The return of the Small Pearl-bordered Fritillary is something I look forward to every year. It’s our least common butterfly in the Forest of Dean, and isn’t widespread in the region, but conservation efforts designed to increase the amount of suitable habitat might one day help to change that.
I’ve made a few visits to a favourite spot for Small Pearl-bordered Fritillary in the Forest this week, but it’s taken until today to see any. It was a scorching afternoon, but the first half hour produced nothing but Common Blue and the odd Dingy Skipper. Just as I was about to move on to another site, a flash of orange passed in front of me – the first of maybe 10-15, all looking very fresh. This butterfly, like the Pearl-bordered Fritillary, gets its name from the series of “pearls” that run along the outside edge of the underside of the hindwing.

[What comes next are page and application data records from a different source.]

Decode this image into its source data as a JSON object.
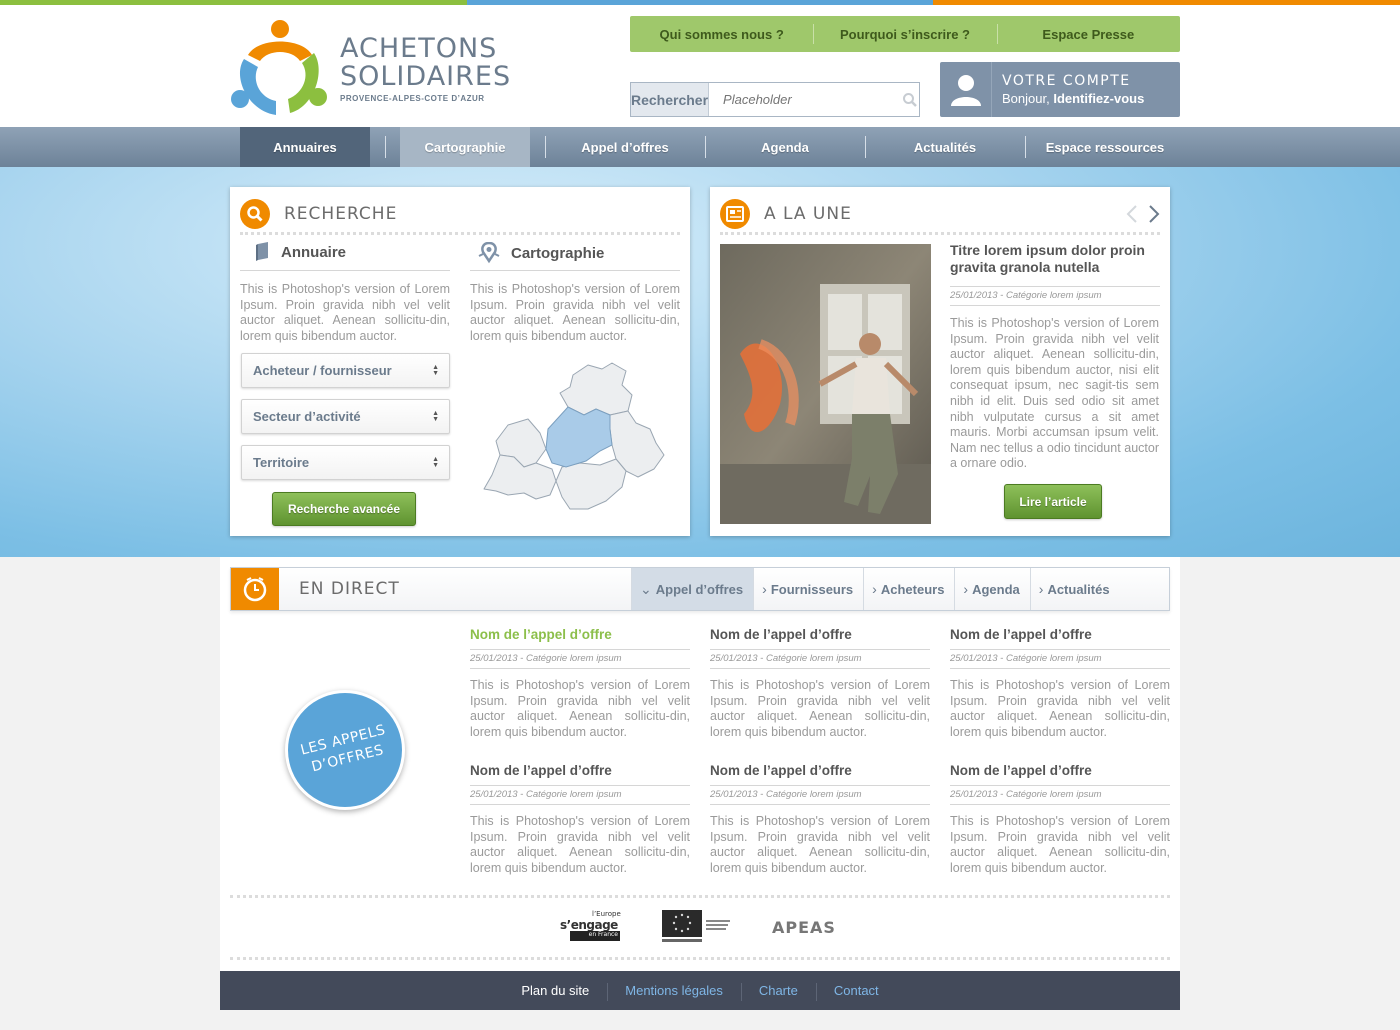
{
  "colors": {
    "strip": [
      "#8cbf3f",
      "#5aa4d8",
      "#f08a00"
    ],
    "green": "#9fc86b",
    "orange": "#f08a00",
    "blue": "#5aa4d8",
    "slate": "#7f92a8",
    "footer": "#434a5a"
  },
  "brand": {
    "line1": "ACHETONS",
    "line2": "SOLIDAIRES",
    "region": "PROVENCE-ALPES-COTE D’AZUR"
  },
  "topnav": [
    {
      "label": "Qui sommes nous ?"
    },
    {
      "label": "Pourquoi s’inscrire ?"
    },
    {
      "label": "Espace Presse"
    }
  ],
  "search": {
    "label": "Rechercher",
    "placeholder": "Placeholder",
    "icon": "magnifier-icon"
  },
  "account": {
    "title": "VOTRE COMPTE",
    "greeting": "Bonjour,",
    "action": "Identifiez-vous",
    "icon": "user-icon"
  },
  "mainnav": [
    {
      "label": "Annuaires",
      "state": "active"
    },
    {
      "label": "Cartographie",
      "state": "hover"
    },
    {
      "label": "Appel d’offres"
    },
    {
      "label": "Agenda"
    },
    {
      "label": "Actualités"
    },
    {
      "label": "Espace ressources"
    }
  ],
  "recherche": {
    "title": "RECHERCHE",
    "annuaire": {
      "title": "Annuaire",
      "text": "This is Photoshop's version of Lorem Ipsum. Proin gravida nibh vel velit auctor aliquet. Aenean sollicitu-din, lorem quis bibendum auctor."
    },
    "cartographie": {
      "title": "Cartographie",
      "text": "This is Photoshop's version of Lorem Ipsum. Proin gravida nibh vel velit auctor aliquet. Aenean sollicitu-din, lorem quis bibendum auctor."
    },
    "selects": [
      {
        "value": "Acheteur / fournisseur"
      },
      {
        "value": "Secteur d’activité"
      },
      {
        "value": "Territoire"
      }
    ],
    "button": "Recherche avancée"
  },
  "une": {
    "title": "A LA UNE",
    "article_title": "Titre lorem ipsum dolor proin gravita granola nutella",
    "meta": "25/01/2013 - Catégorie lorem ipsum",
    "text": "This is Photoshop's version of Lorem Ipsum. Proin gravida nibh vel velit auctor aliquet. Aenean sollicitu-din, lorem quis bibendum auctor, nisi elit consequat ipsum, nec sagit-tis sem nibh id elit. Duis sed odio sit amet nibh vulputate cursus a sit amet mauris. Morbi accumsan ipsum velit. Nam nec tellus a odio tincidunt auctor a ornare odio.",
    "button": "Lire l’article"
  },
  "direct": {
    "title": "EN DIRECT",
    "tabs": [
      {
        "label": "Appel d’offres",
        "active": true
      },
      {
        "label": "Fournisseurs"
      },
      {
        "label": "Acheteurs"
      },
      {
        "label": "Agenda"
      },
      {
        "label": "Actualités"
      }
    ],
    "badge": [
      "LES APPELS",
      "D’OFFRES"
    ],
    "offers": [
      {
        "name": "Nom de l’appel d’offre",
        "meta": "25/01/2013 - Catégorie lorem ipsum",
        "text": "This is Photoshop's version of Lorem Ipsum. Proin gravida nibh vel velit auctor aliquet. Aenean sollicitu-din, lorem quis bibendum auctor.",
        "highlight": true
      },
      {
        "name": "Nom de l’appel d’offre",
        "meta": "25/01/2013 - Catégorie lorem ipsum",
        "text": "This is Photoshop's version of Lorem Ipsum. Proin gravida nibh vel velit auctor aliquet. Aenean sollicitu-din, lorem quis bibendum auctor."
      },
      {
        "name": "Nom de l’appel d’offre",
        "meta": "25/01/2013 - Catégorie lorem ipsum",
        "text": "This is Photoshop's version of Lorem Ipsum. Proin gravida nibh vel velit auctor aliquet. Aenean sollicitu-din, lorem quis bibendum auctor."
      },
      {
        "name": "Nom de l’appel d’offre",
        "meta": "25/01/2013 - Catégorie lorem ipsum",
        "text": "This is Photoshop's version of Lorem Ipsum. Proin gravida nibh vel velit auctor aliquet. Aenean sollicitu-din, lorem quis bibendum auctor."
      },
      {
        "name": "Nom de l’appel d’offre",
        "meta": "25/01/2013 - Catégorie lorem ipsum",
        "text": "This is Photoshop's version of Lorem Ipsum. Proin gravida nibh vel velit auctor aliquet. Aenean sollicitu-din, lorem quis bibendum auctor."
      },
      {
        "name": "Nom de l’appel d’offre",
        "meta": "25/01/2013 - Catégorie lorem ipsum",
        "text": "This is Photoshop's version of Lorem Ipsum. Proin gravida nibh vel velit auctor aliquet. Aenean sollicitu-din, lorem quis bibendum auctor."
      }
    ]
  },
  "partners": {
    "europe": {
      "line1": "l’Europe",
      "line2": "s’engage",
      "line3": "en France"
    },
    "apeas": "APEAS"
  },
  "footer": [
    {
      "label": "Plan du site",
      "current": true
    },
    {
      "label": "Mentions légales"
    },
    {
      "label": "Charte"
    },
    {
      "label": "Contact"
    }
  ]
}
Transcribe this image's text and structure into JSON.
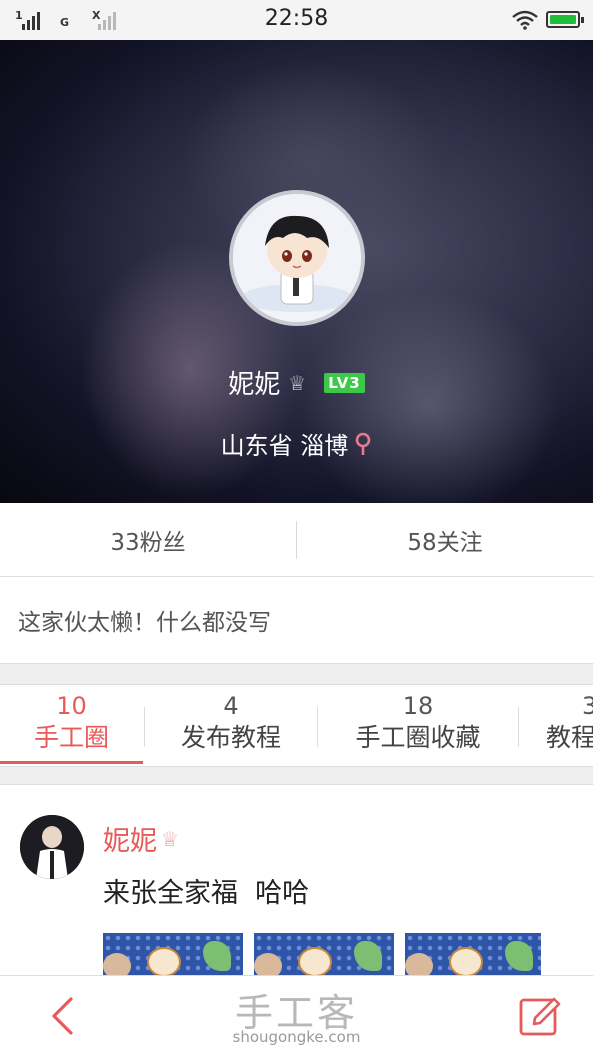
{
  "status_bar": {
    "signal1_label": "1",
    "signal2_label": "G",
    "signal3_label": "X",
    "time": "22:58"
  },
  "profile": {
    "name": "妮妮",
    "crown_icon": "crown-icon",
    "level_badge": "LV3",
    "location": "山东省 淄博",
    "location_icon": "map-pin-icon",
    "accent_color": "#e85a5a",
    "level_color": "#3ec84a"
  },
  "stats": {
    "fans": "33粉丝",
    "following": "58关注"
  },
  "bio": "这家伙太懒！什么都没写",
  "tabs": [
    {
      "count": "10",
      "label": "手工圈",
      "active": true
    },
    {
      "count": "4",
      "label": "发布教程",
      "active": false
    },
    {
      "count": "18",
      "label": "手工圈收藏",
      "active": false
    },
    {
      "count": "3",
      "label": "教程",
      "active": false
    }
  ],
  "post": {
    "author": "妮妮",
    "text": "来张全家福  哈哈"
  },
  "bottom_bar": {
    "back_icon": "chevron-left-icon",
    "edit_icon": "edit-icon",
    "watermark": "手工客",
    "watermark_url": "shougongke.com"
  }
}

After so long away from home, it was nice to get out in the Forest of Dean this afternoon. The sun was shining and there were a good number of insects on the wing. This is one of three Small Pearl-bordered Fritillaries seen today, along with Ringlets, Meadow Browns, Speckled Woods, Common Blue, Large Skipper. The highlight of the dragonflies today was a Golden-ringed. Woodlark still singing, Tree Pipits still displaying and a Cuckoo still calling. It’s almost like I was never away!